Optical devices for high speed optical communications
Date of Completion

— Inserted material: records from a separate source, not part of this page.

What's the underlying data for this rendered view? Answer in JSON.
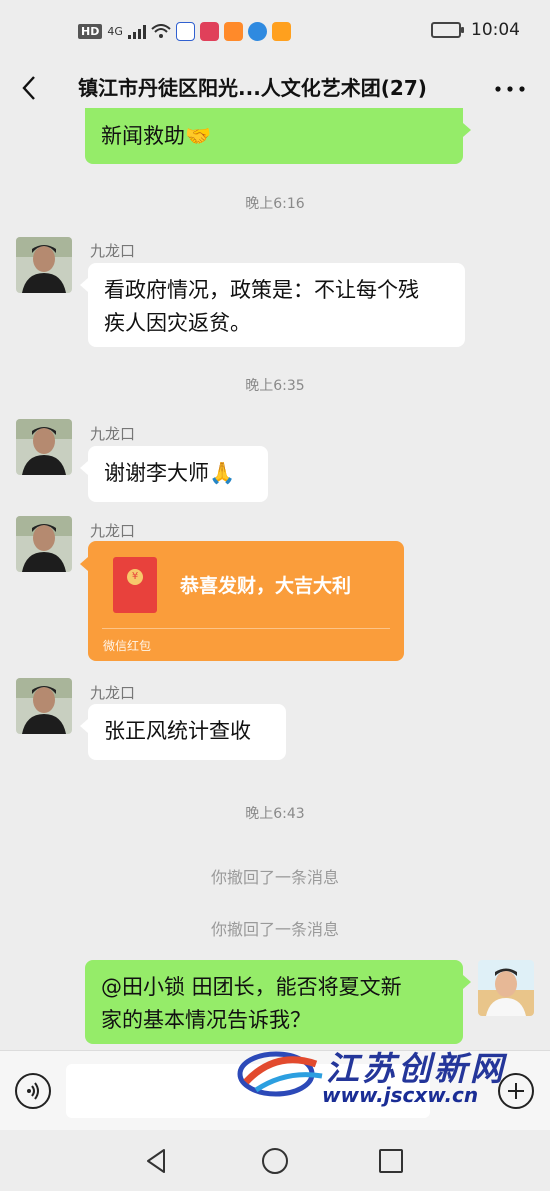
{
  "status_bar": {
    "network": "HD",
    "signal": "4G",
    "time": "10:04"
  },
  "header": {
    "title": "镇江市丹徒区阳光...人文化艺术团(27)"
  },
  "messages": {
    "top_partial": "新闻救助🤝",
    "ts1": "晚上6:16",
    "m1_sender": "九龙口",
    "m1_line1": "看政府情况，政策是：不让每个残",
    "m1_line2": "疾人因灾返贫。",
    "ts2": "晚上6:35",
    "m2_sender": "九龙口",
    "m2_text": "谢谢李大师🙏",
    "m3_sender": "九龙口",
    "red_packet_title": "恭喜发财，大吉大利",
    "red_packet_label": "微信红包",
    "m4_sender": "九龙口",
    "m4_text": "张正风统计查收",
    "ts3": "晚上6:43",
    "recall1": "你撤回了一条消息",
    "recall2": "你撤回了一条消息",
    "m5_line1": "@田小锁  田团长，能否将夏文新",
    "m5_line2": "家的基本情况告诉我？"
  },
  "watermark": {
    "title": "江苏创新网",
    "url": "www.jscxw.cn"
  },
  "colors": {
    "my_bubble": "#95ec69",
    "red_packet": "#fa9d3b",
    "background": "#ededed"
  }
}
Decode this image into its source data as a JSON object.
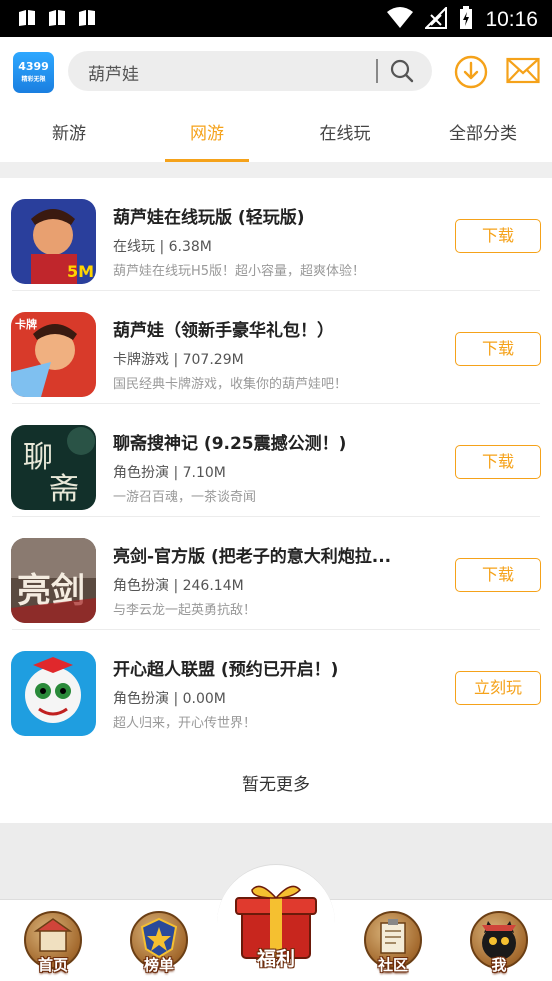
{
  "status_bar": {
    "time": "10:16",
    "icons": [
      "notification-icon",
      "notification-icon",
      "notification-icon",
      "wifi-icon",
      "signal-icon",
      "battery-charging-icon"
    ]
  },
  "header": {
    "logo_text": "4399",
    "logo_sub": "精彩无限",
    "search_placeholder": "葫芦娃",
    "icons": [
      "search-icon",
      "download-icon",
      "mail-icon"
    ]
  },
  "tabs": [
    {
      "label": "新游",
      "active": false
    },
    {
      "label": "网游",
      "active": true
    },
    {
      "label": "在线玩",
      "active": false
    },
    {
      "label": "全部分类",
      "active": false
    }
  ],
  "games": [
    {
      "name": "葫芦娃在线玩版 (轻玩版)",
      "meta": "在线玩 | 6.38M",
      "desc": "葫芦娃在线玩H5版！超小容量，超爽体验！",
      "action": "下载"
    },
    {
      "name": "葫芦娃（领新手豪华礼包！）",
      "meta": "卡牌游戏 | 707.29M",
      "desc": "国民经典卡牌游戏，收集你的葫芦娃吧！",
      "action": "下载"
    },
    {
      "name": "聊斋搜神记 (9.25震撼公测！)",
      "meta": "角色扮演 | 7.10M",
      "desc": "一游召百魂，一茶谈奇闻",
      "action": "下载"
    },
    {
      "name": "亮剑-官方版 (把老子的意大利炮拉...",
      "meta": "角色扮演 | 246.14M",
      "desc": "与李云龙一起英勇抗敌！",
      "action": "下载"
    },
    {
      "name": "开心超人联盟 (预约已开启！)",
      "meta": "角色扮演 | 0.00M",
      "desc": "超人归来，开心传世界！",
      "action": "立刻玩"
    }
  ],
  "no_more_text": "暂无更多",
  "bottom_nav": [
    {
      "label": "首页",
      "icon": "home-icon"
    },
    {
      "label": "榜单",
      "icon": "ranking-icon"
    },
    {
      "label": "福利",
      "icon": "gift-icon"
    },
    {
      "label": "社区",
      "icon": "community-icon"
    },
    {
      "label": "我",
      "icon": "profile-icon"
    }
  ],
  "colors": {
    "accent": "#f5a21a"
  }
}
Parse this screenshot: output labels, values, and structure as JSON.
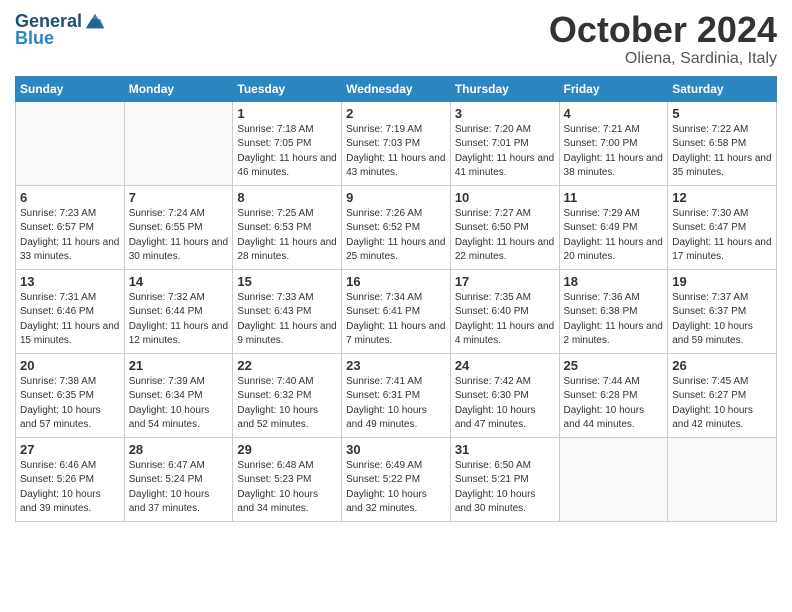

For high speed optical communications, we need lasers and modulators that can operate at high speeds. In lasers and modulators used for high speed communications, various properties, such as, the spectral width under modulation, and relaxation oscillation frequency, determine the high speed performance of these devices. It is also important to study the various multiplexing and demultiplexing techniques used to make these already fast devices operate at even higher rates. This thesis reports a study of sources for high speed communication systems and their application in very high speed time division multiplexed transmissions. ^ Semiconductor sources with integrated electroabsorption modulators and distributed feedback lasers (EML) are important for high speed (2.5 Gb/s and higher) transmission systems. These devices have very low spectral width under modulation which reduces the effect of fiber chromatic dispersion. Various properties, such as, the linewidth enhancement factor (α-factor) and relative intensity noise (RIN) of EMLs are extensively studied. Modulation doping of a multi-quantum-well laser, can reduce the α-factor and the relative intensity noise, and increase the relaxation oscillation frequency. We have investigated theoretically these various properties of a modulation doped InGaAsP quantum well (QW) laser emitting at 1.55 μm. Rational harmonic mode-locking is potentially an important source for generation of high frequency pulse trains needed for ultra-high speed networks. But in order to use these pulses in optical communication we need to stabilize them. We have studied a new method to stabilize a fiberlaser. ^ Ultrahigh-speed optical time-division-multiplexed (TDM) transmission technologies are essential to construct the ultrahigh-speed all-optical networks needed in the multimedia era. The demultiplexing technique will be realized using the LiNbO3 Mach-zender modulators. ^
Choudhury, Niloy, "Optical devices for high speed optical communications" (2000). Doctoral Dissertations. AAI9991572.